A conversation with professional audio engineer and fellow musician, Martin Salomonsen (www.martinsalomonsen.wordpress.com)
M. Salomonsen January 25, 2011 at 05:03 #
I really like your approach to music and the way you try to make it flow through you. Having been on the “other side of the glass” performing my music for as long as I can remember, I am first and foremost a musician. Much like yourself, I threw myself into audio engineering, due to me wanting to be self contained. In my training I have been fortunate to work on some large industry standard mixing consoles, like the Neve VR Legend, SSL AWS 900+, Midas Venice, Toft ATB Series, D-Command in a 5.1 setup and D-Control broadcast dubbing theater. These are all fantastic consoles to work on and paired with good monitors like Dynaudio, Genelecs, PMC, ATC and the likes, I have already had a taste of how it is to work on professional level as a Studio Audio Engineer. But not all music needs these industry standard concepts to shine; not all music needs Neumann microphones and valve circuitry. . .

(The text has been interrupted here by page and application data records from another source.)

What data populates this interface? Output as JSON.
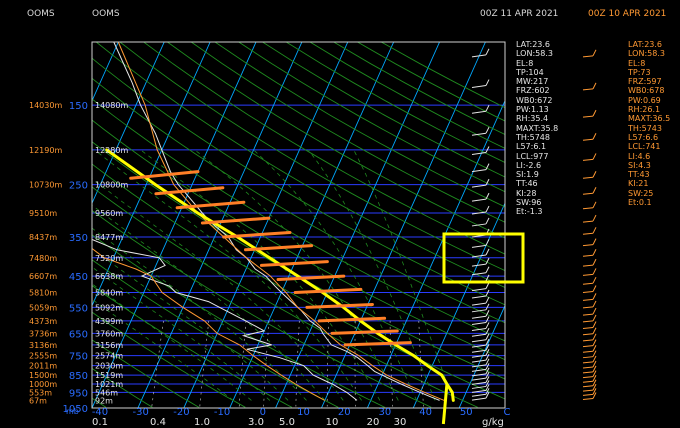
{
  "header": {
    "left_station_1": "OOMS",
    "left_station_2": "OOMS",
    "date_current": "00Z 11 APR 2021",
    "date_previous": "00Z 10 APR 2021"
  },
  "info_current": [
    "LAT:23.6",
    "LON:58.3",
    "EL:8",
    "TP:104",
    "MW:217",
    "FRZ:602",
    "WB0:672",
    "PW:1.13",
    "RH:35.4",
    "MAXT:35.8",
    "TH:5748",
    "L57:6.1",
    "LCL:977",
    "LI:-2.6",
    "SI:1.9",
    "TT:46",
    "KI:28",
    "SW:96",
    "Et:-1.3"
  ],
  "info_previous": [
    "LAT:23.6",
    "LON:58.3",
    "EL:8",
    "TP:73",
    "FRZ:597",
    "WB0:678",
    "PW:0.69",
    "RH:26.1",
    "MAXT:36.5",
    "TH:5743",
    "L57:6.6",
    "LCL:741",
    "LI:4.6",
    "SI:4.3",
    "TT:43",
    "KI:21",
    "SW:25",
    "Et:0.1"
  ],
  "colors": {
    "background": "#000000",
    "isobars": "#2a3cff",
    "isotherms": "#00a8ff",
    "dry_adiabats": "#1f8a1f",
    "moist_adiabats": "#1f8a1f",
    "current_profile": "#e6e6e6",
    "previous_profile": "#ff9933",
    "annotation_curve": "#ffff00",
    "annotation_hatch": "#ff7f27",
    "annotation_box": "#ffff00"
  },
  "chart_data": {
    "type": "line",
    "title": "",
    "pressure_units": "mb",
    "pressure_levels": [
      100,
      150,
      200,
      250,
      300,
      350,
      400,
      450,
      500,
      550,
      600,
      650,
      700,
      750,
      800,
      850,
      900,
      950,
      1050
    ],
    "pressure_labels": [
      {
        "p": 150,
        "label": "150"
      },
      {
        "p": 250,
        "label": "250"
      },
      {
        "p": 350,
        "label": "350"
      },
      {
        "p": 450,
        "label": "450"
      },
      {
        "p": 550,
        "label": "550"
      },
      {
        "p": 650,
        "label": "650"
      },
      {
        "p": 750,
        "label": "750"
      },
      {
        "p": 850,
        "label": "850"
      },
      {
        "p": 950,
        "label": "950"
      },
      {
        "p": 1050,
        "label": "1050"
      }
    ],
    "height_labels_previous": [
      {
        "p": 150,
        "label": "14030m"
      },
      {
        "p": 200,
        "label": "12190m"
      },
      {
        "p": 250,
        "label": "10730m"
      },
      {
        "p": 300,
        "label": "9510m"
      },
      {
        "p": 350,
        "label": "8437m"
      },
      {
        "p": 400,
        "label": "7480m"
      },
      {
        "p": 450,
        "label": "6607m"
      },
      {
        "p": 500,
        "label": "5810m"
      },
      {
        "p": 550,
        "label": "5059m"
      },
      {
        "p": 600,
        "label": "4373m"
      },
      {
        "p": 650,
        "label": "3736m"
      },
      {
        "p": 700,
        "label": "3136m"
      },
      {
        "p": 750,
        "label": "2555m"
      },
      {
        "p": 800,
        "label": "2011m"
      },
      {
        "p": 850,
        "label": "1500m"
      },
      {
        "p": 900,
        "label": "1000m"
      },
      {
        "p": 950,
        "label": "553m"
      },
      {
        "p": 1000,
        "label": "67m"
      }
    ],
    "height_labels_current": [
      {
        "p": 150,
        "label": "14080m"
      },
      {
        "p": 200,
        "label": "12280m"
      },
      {
        "p": 250,
        "label": "10800m"
      },
      {
        "p": 300,
        "label": "9560m"
      },
      {
        "p": 350,
        "label": "8477m"
      },
      {
        "p": 400,
        "label": "7520m"
      },
      {
        "p": 450,
        "label": "6638m"
      },
      {
        "p": 500,
        "label": "5840m"
      },
      {
        "p": 550,
        "label": "5092m"
      },
      {
        "p": 600,
        "label": "4399m"
      },
      {
        "p": 650,
        "label": "3760m"
      },
      {
        "p": 700,
        "label": "3156m"
      },
      {
        "p": 750,
        "label": "2574m"
      },
      {
        "p": 800,
        "label": "2030m"
      },
      {
        "p": 850,
        "label": "1519m"
      },
      {
        "p": 900,
        "label": "1021m"
      },
      {
        "p": 950,
        "label": "546m"
      },
      {
        "p": 1000,
        "label": "92m"
      }
    ],
    "temperature_ticks": [
      "-40",
      "-30",
      "-20",
      "-10",
      "0",
      "10",
      "20",
      "30",
      "40",
      "50",
      "C"
    ],
    "mixing_ratio_ticks": [
      "0.1",
      "0.4",
      "1.0",
      "3.0",
      "5.0",
      "10",
      "20",
      "30"
    ],
    "mixing_ratio_units": "g/kg",
    "temperature_range": [
      -40,
      50
    ],
    "pressure_range": [
      100,
      1050
    ],
    "skew_deg_per_decade": 35,
    "series": [
      {
        "name": "",
        "color_key": "current_profile",
        "kind": "temperature",
        "points": [
          [
            100,
            -71
          ],
          [
            130,
            -63
          ],
          [
            150,
            -59
          ],
          [
            180,
            -53
          ],
          [
            200,
            -50
          ],
          [
            230,
            -46
          ],
          [
            250,
            -43
          ],
          [
            280,
            -38
          ],
          [
            300,
            -35
          ],
          [
            320,
            -32
          ],
          [
            350,
            -27
          ],
          [
            380,
            -24
          ],
          [
            400,
            -21
          ],
          [
            430,
            -18
          ],
          [
            450,
            -15
          ],
          [
            480,
            -12
          ],
          [
            500,
            -10
          ],
          [
            540,
            -6
          ],
          [
            560,
            -4
          ],
          [
            600,
            -1
          ],
          [
            630,
            2
          ],
          [
            650,
            3
          ],
          [
            700,
            6
          ],
          [
            730,
            10
          ],
          [
            760,
            13
          ],
          [
            800,
            16
          ],
          [
            830,
            18
          ],
          [
            850,
            20
          ],
          [
            880,
            23
          ],
          [
            900,
            25
          ],
          [
            930,
            28
          ],
          [
            950,
            30
          ],
          [
            980,
            33
          ],
          [
            1000,
            35
          ]
        ]
      },
      {
        "name": "",
        "color_key": "current_profile",
        "kind": "dewpoint",
        "points": [
          [
            100,
            -94
          ],
          [
            150,
            -90
          ],
          [
            200,
            -82
          ],
          [
            250,
            -72
          ],
          [
            300,
            -66
          ],
          [
            350,
            -58
          ],
          [
            380,
            -50
          ],
          [
            400,
            -40
          ],
          [
            420,
            -38
          ],
          [
            450,
            -42
          ],
          [
            480,
            -35
          ],
          [
            500,
            -33
          ],
          [
            530,
            -25
          ],
          [
            550,
            -22
          ],
          [
            600,
            -15
          ],
          [
            640,
            -10
          ],
          [
            660,
            -14
          ],
          [
            700,
            -7
          ],
          [
            720,
            -12
          ],
          [
            760,
            -4
          ],
          [
            800,
            2
          ],
          [
            850,
            5
          ],
          [
            880,
            8
          ],
          [
            900,
            10
          ],
          [
            950,
            14
          ],
          [
            1000,
            17
          ]
        ]
      },
      {
        "name": "",
        "color_key": "previous_profile",
        "kind": "temperature",
        "points": [
          [
            100,
            -70
          ],
          [
            150,
            -58
          ],
          [
            200,
            -51
          ],
          [
            250,
            -44
          ],
          [
            300,
            -36
          ],
          [
            350,
            -28
          ],
          [
            400,
            -21
          ],
          [
            450,
            -14
          ],
          [
            480,
            -11
          ],
          [
            500,
            -9
          ],
          [
            550,
            -5
          ],
          [
            600,
            0
          ],
          [
            650,
            4
          ],
          [
            700,
            8
          ],
          [
            750,
            13
          ],
          [
            800,
            17
          ],
          [
            850,
            21
          ],
          [
            900,
            26
          ],
          [
            950,
            31
          ],
          [
            1000,
            36
          ]
        ]
      },
      {
        "name": "",
        "color_key": "previous_profile",
        "kind": "dewpoint",
        "points": [
          [
            100,
            -92
          ],
          [
            150,
            -86
          ],
          [
            200,
            -80
          ],
          [
            250,
            -74
          ],
          [
            300,
            -68
          ],
          [
            350,
            -60
          ],
          [
            400,
            -52
          ],
          [
            430,
            -44
          ],
          [
            450,
            -40
          ],
          [
            500,
            -36
          ],
          [
            550,
            -30
          ],
          [
            600,
            -24
          ],
          [
            650,
            -20
          ],
          [
            700,
            -14
          ],
          [
            750,
            -10
          ],
          [
            800,
            -6
          ],
          [
            850,
            -2
          ],
          [
            900,
            2
          ],
          [
            950,
            6
          ],
          [
            1000,
            10
          ]
        ]
      }
    ],
    "grid": true
  }
}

Some times the environment the musician plays their music in, is the key factor in getting a good result . As engineers, I firmly believe that we are there to capture “a recording of the event”, much like they did in the old days of Motown. The performance was captures first and foremost. The energy had to be there before it got put to tape….
At the moment I am putting together a mobile studio along with a colleague, where we can go to where the music is and record it there… eg. theaters, stages, churches, halls, or even well, bathrooms, where the musician feels good and can perform…
I will be playing music until I draw my last breath – if I am lucky I might sing my way out as I did my way in to this world. The way I approach my audio studies is as a singer, a musician, a storyteller and the in the end as an engineer.
Hope to hear more from you soon, Tim.